DETROIT - Textron Automotive Co. is testing in-car scents that could be designed to match a driver's mood.
Taking its initiative from a trend that has seen people channel scents into homes and offices, Textron is looking at ways to do the same to vehicles. The scents would disguise the vapors from plastics, leather and fabric that many new-car owners dislike. Beyond that, custom fragrances could be used for the ultimate car accessory.
The effort is part of a broader Textron campaign to transfer the look, feel and sound of nonautomotive consumer products and put them into vehicle interiors. If consumers think the sound of a Nikon camera switch is classy, the thinking goes, why not mimic it on switches inside a vehicle?

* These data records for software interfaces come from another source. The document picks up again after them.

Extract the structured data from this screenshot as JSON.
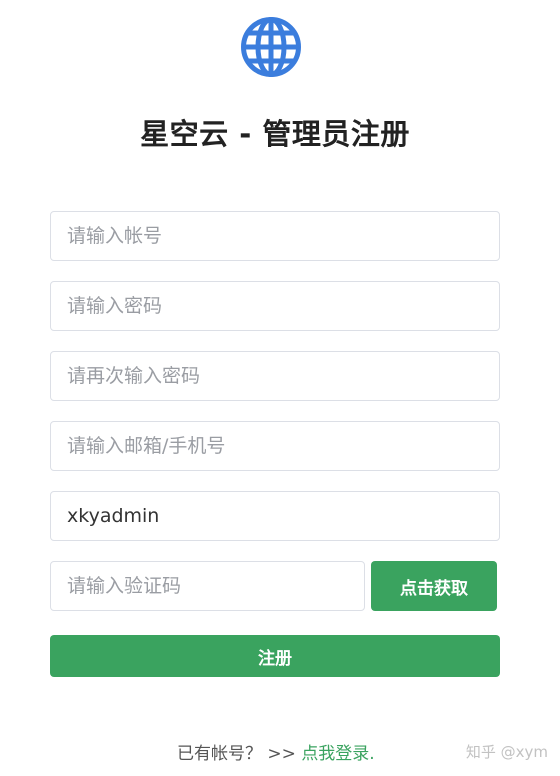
{
  "app": {
    "title": "星空云 - 管理员注册",
    "logo_icon": "globe-icon",
    "accent_color": "#3aa35f",
    "logo_color": "#3b7ddd"
  },
  "form": {
    "account": {
      "placeholder": "请输入帐号",
      "value": ""
    },
    "password": {
      "placeholder": "请输入密码",
      "value": ""
    },
    "password_confirm": {
      "placeholder": "请再次输入密码",
      "value": ""
    },
    "contact": {
      "placeholder": "请输入邮箱/手机号",
      "value": ""
    },
    "username": {
      "placeholder": "",
      "value": "xkyadmin"
    },
    "captcha": {
      "placeholder": "请输入验证码",
      "value": ""
    },
    "get_code_label": "点击获取",
    "register_label": "注册"
  },
  "footer": {
    "prompt": "已有帐号？",
    "arrows": ">>",
    "login_link": "点我登录."
  },
  "watermark": "知乎 @xym"
}
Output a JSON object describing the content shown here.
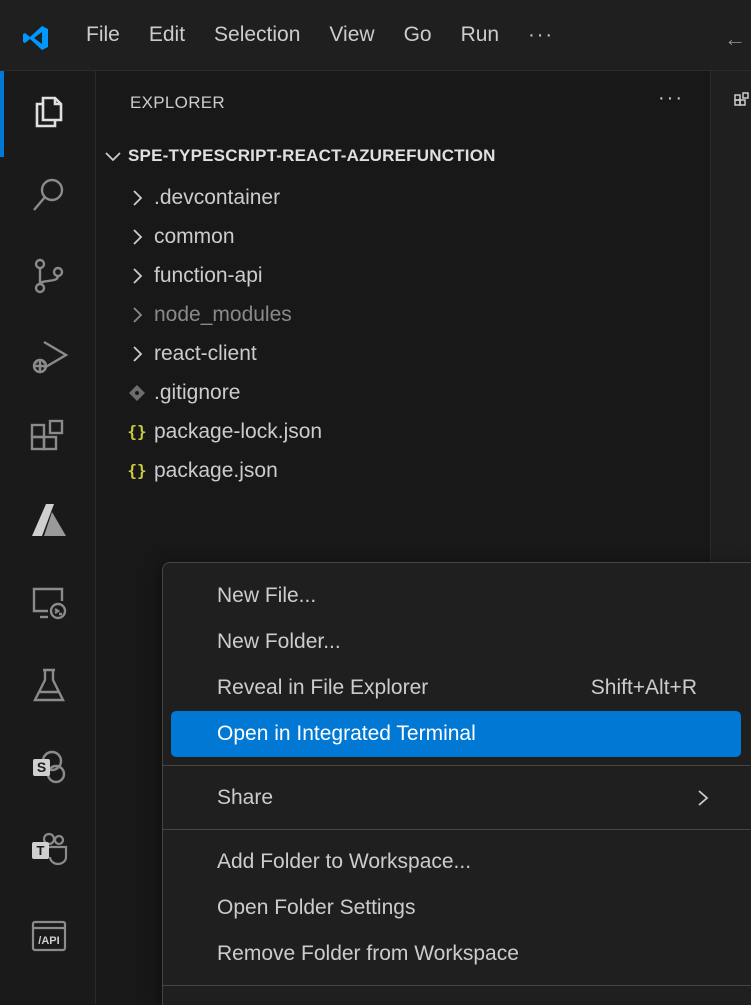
{
  "menubar": {
    "items": [
      "File",
      "Edit",
      "Selection",
      "View",
      "Go",
      "Run"
    ],
    "more": "···"
  },
  "activity_bar": {
    "icons": [
      "explorer-icon",
      "search-icon",
      "source-control-icon",
      "run-debug-icon",
      "extensions-icon",
      "azure-icon",
      "remote-explorer-icon",
      "testing-icon",
      "sharepoint-icon",
      "teams-toolkit-icon",
      "api-icon"
    ]
  },
  "sidebar": {
    "title": "EXPLORER",
    "more": "···",
    "folder_name": "SPE-TYPESCRIPT-REACT-AZUREFUNCTION",
    "items": [
      {
        "label": ".devcontainer",
        "type": "folder"
      },
      {
        "label": "common",
        "type": "folder"
      },
      {
        "label": "function-api",
        "type": "folder"
      },
      {
        "label": "node_modules",
        "type": "folder",
        "dimmed": true
      },
      {
        "label": "react-client",
        "type": "folder"
      },
      {
        "label": ".gitignore",
        "type": "git-file"
      },
      {
        "label": "package-lock.json",
        "type": "json-file"
      },
      {
        "label": "package.json",
        "type": "json-file"
      }
    ],
    "json_glyph": "{}"
  },
  "context_menu": {
    "items": [
      {
        "label": "New File..."
      },
      {
        "label": "New Folder..."
      },
      {
        "label": "Reveal in File Explorer",
        "shortcut": "Shift+Alt+R"
      },
      {
        "label": "Open in Integrated Terminal",
        "highlighted": true
      },
      {
        "label": "Share",
        "submenu": true
      },
      {
        "label": "Add Folder to Workspace..."
      },
      {
        "label": "Open Folder Settings"
      },
      {
        "label": "Remove Folder from Workspace"
      }
    ]
  },
  "colors": {
    "accent": "#0078d4",
    "json_icon": "#cbcb41",
    "background": "#181818"
  }
}
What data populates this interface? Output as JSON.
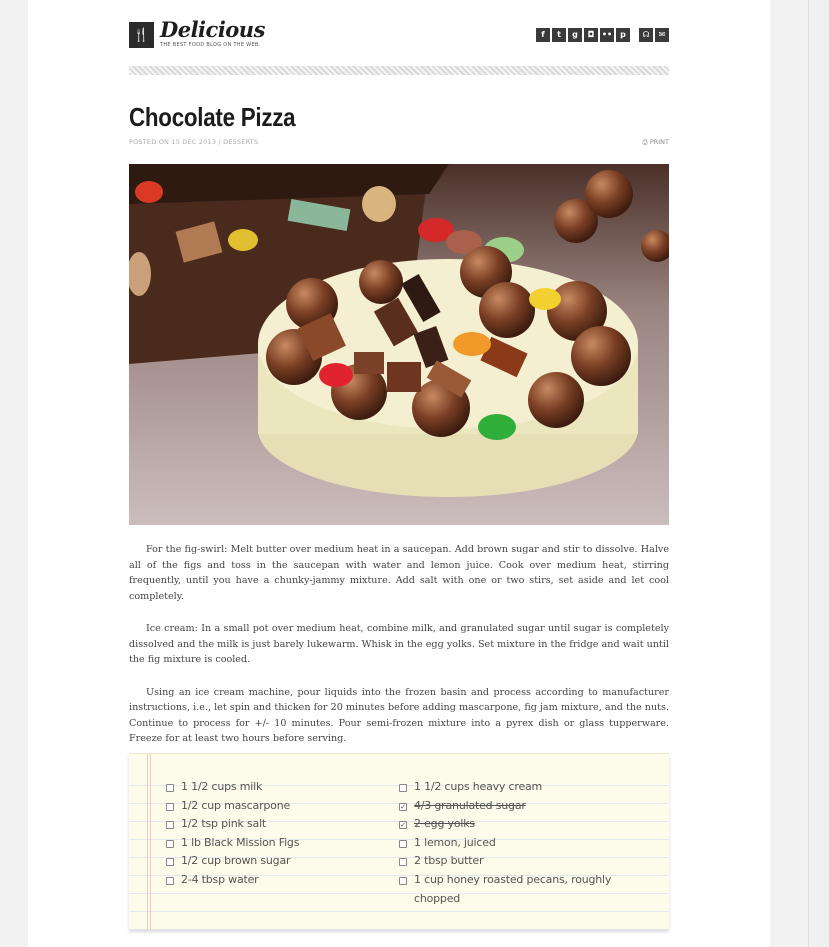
{
  "site": {
    "logo_glyph": "🍴",
    "brand": "Delicious",
    "tagline": "The best food blog on the web.",
    "social_icons": [
      {
        "icon": "facebook-icon",
        "glyph": "f"
      },
      {
        "icon": "twitter-icon",
        "glyph": "t"
      },
      {
        "icon": "google-plus-icon",
        "glyph": "g"
      },
      {
        "icon": "instagram-icon",
        "glyph": "◘"
      },
      {
        "icon": "flickr-icon",
        "glyph": "••"
      },
      {
        "icon": "pinterest-icon",
        "glyph": "p"
      }
    ],
    "contact_icons": [
      {
        "icon": "rss-icon",
        "glyph": "☊"
      },
      {
        "icon": "email-icon",
        "glyph": "✉"
      }
    ]
  },
  "post": {
    "title": "Chocolate Pizza",
    "meta": "Posted on 15 Dec 2013 / Desserts",
    "print_label": "Print",
    "print_icon": "printer-icon",
    "paragraphs": [
      "For the fig-swirl: Melt butter over medium heat in a saucepan. Add brown sugar and stir to dissolve. Halve all of the figs and toss in the saucepan with water and lemon juice. Cook over medium heat, stirring frequently, until you have a chunky-jammy mixture. Add salt with one or two stirs, set aside and let cool completely.",
      "Ice cream: In a small pot over medium heat, combine milk, and granulated sugar until sugar is completely dissolved and the milk is just barely lukewarm. Whisk in the egg yolks. Set mixture in the fridge and wait until the fig mixture is cooled.",
      "Using an ice cream machine, pour liquids into the frozen basin and process according to manufacturer instructions, i.e., let spin and thicken for 20 minutes before adding mascarpone, fig jam mixture, and the nuts. Continue to process for +/- 10 minutes. Pour semi-frozen mixture into a pyrex dish or glass tupperware. Freeze for at least two hours before serving."
    ]
  },
  "ingredients": {
    "left": [
      {
        "label": "1 1/2 cups milk",
        "checked": false
      },
      {
        "label": "1/2 cup mascarpone",
        "checked": false
      },
      {
        "label": "1/2 tsp pink salt",
        "checked": false
      },
      {
        "label": "1 lb Black Mission Figs",
        "checked": false
      },
      {
        "label": "1/2 cup brown sugar",
        "checked": false
      },
      {
        "label": "2-4 tbsp water",
        "checked": false
      }
    ],
    "right": [
      {
        "label": "1 1/2 cups heavy cream",
        "checked": false
      },
      {
        "label": "4/3 granulated sugar",
        "checked": true
      },
      {
        "label": "2 egg yolks",
        "checked": true
      },
      {
        "label": "1 lemon, juiced",
        "checked": false
      },
      {
        "label": "2 tbsp butter",
        "checked": false
      },
      {
        "label": "1 cup honey roasted pecans, roughly chopped",
        "checked": false
      }
    ]
  }
}
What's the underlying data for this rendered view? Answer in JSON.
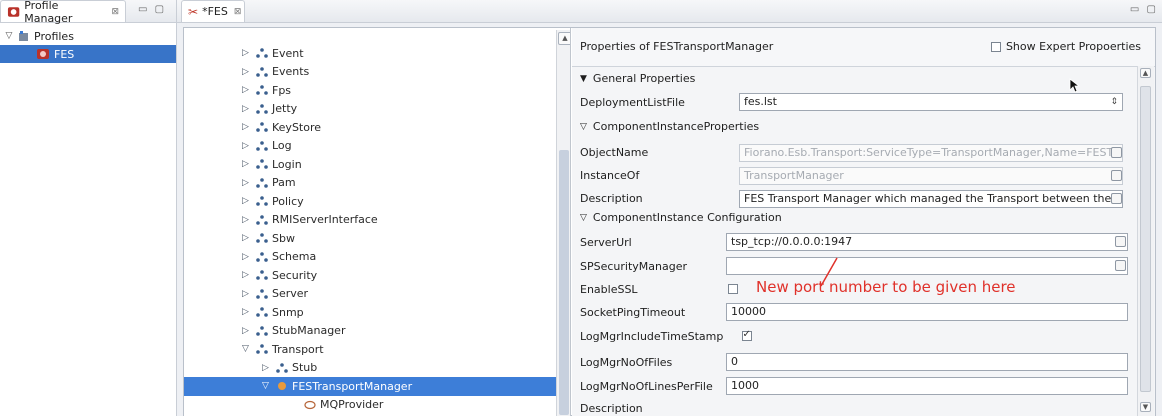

Textron, of Troy, Michigan, USA, is not alone in paying attention to smell. Ford Motor Co. asks customers in focus groups if they have noticed any unpleasant odors. Ford also has an electronic device, called the e Nose 4000, that measures interior odor during a vehicle's research and development stage. It was first used on the Ford Focus.
Textron, meanwhile, faces a range of challenges in its effort. The major question is: Do consumers really want a scented car?
According to Jeffrey Rose, Textron's vice president of technology, the idea of focusing on smell came up in a brainstorming meeting last autumn. After the meeting, Rose, 40, and a team of engineers set out to find a way to refine their sense of smell.
Rose began sear-ching around for advice from experts in a business where a good sense of smell is vital - the wine industry. He was looking at the online Wine Enthusiast catalog last November and saw a package for improving one's sense of smell. Rose ordered the $474.95 package with his corporate credit card.
Three days later, a scent training manual, flash cards and 54 miniature vials of scents, ranging from oak to tobacco to leather, arrived at Textron's technology center in Auburn Hills, Michigan.
The package pushed Rose and his staff of six engineers further into their research.
'We started playing around with the idea of adding additives to items and resins to simulate these natural smells,' Rose said. 'So we developed a series of materials that could smell like leather or alternate scents.'
Textron, the 18th-largest supplier of original-equipment parts to the USA, according to Automotive News Europe figures, is a specialist in instrument panels and interior trim. The company is experimenting with the concept of embedding scents in the plastic skin on instrument panels and the trim on pillars to mask unpleasant interior odors. These odors are strongest when vehicles are new, or when they are parked in hot environments.
Textron is still in its early stages of research into what Rose calls 'scenting.' The supplier is working to determine how long a disguising fragrance will last, and how that compares with the time that the offensive odors stick around.
Rose predicts that if Textron receives enough orders, molding scents into resins would add less than 5 percent to the cost of a component such as a door panel.
One of the challenges Rose and his team face is being able to add a fragrance to a vehicle without also adding vapors that could adhere to the windows. Rose said scents typically carry vapors, but the vapors have more room to dissipate in a building than in a vehicle.
In addition to disguising unpleasant odors, Textron engineers also plan to use their improved sense of smell to create interior materials that have no odor, regardless of the environmental conditions. Rose said Textron is discussing this possibility with a major European automaker.
Textron also is developing a system that would allow automakers or consumers to program vehicles with different scents that would be dispersed through the heating and cooling system. Rose said North American automakers are considering custom scents as way to differentiate brands, and as a personalization option for customers.
For example, 'Dad's' edition of the Ford Explorer could smell like oak, while his son's vehicle could smell like incense.
Since there is no way to measure smell, Textron's challenge will be to find scents that are pleasing to most people, and at just the right potency.
'Training yourself is like learning a new language,' Rose said.
In the next six months, Textron will present automakers with an odorless concept vehicle with a fragrance system, and scented plastic vehicle components. But Rose does not expect to see custom car scents in production vehicles until about 2005. The limiting factor, he said, will not be the availability of technology, but in consumer demand.
'If scenting becomes a huge thing in people's homes, they may want it in cars,' said Rose, who will follow nonautomotive scenting trends closely.
Textron also is working on patenting a concept that would allow drivers to match their favorite scents with their radio station preferences. For example, the vehicle would remember that Driver A wants soothing ocean scents to surround her while she listens to jazz on the drive to work, but wants to smell bubble gum while she listens to Britney Spears on her way to the gym.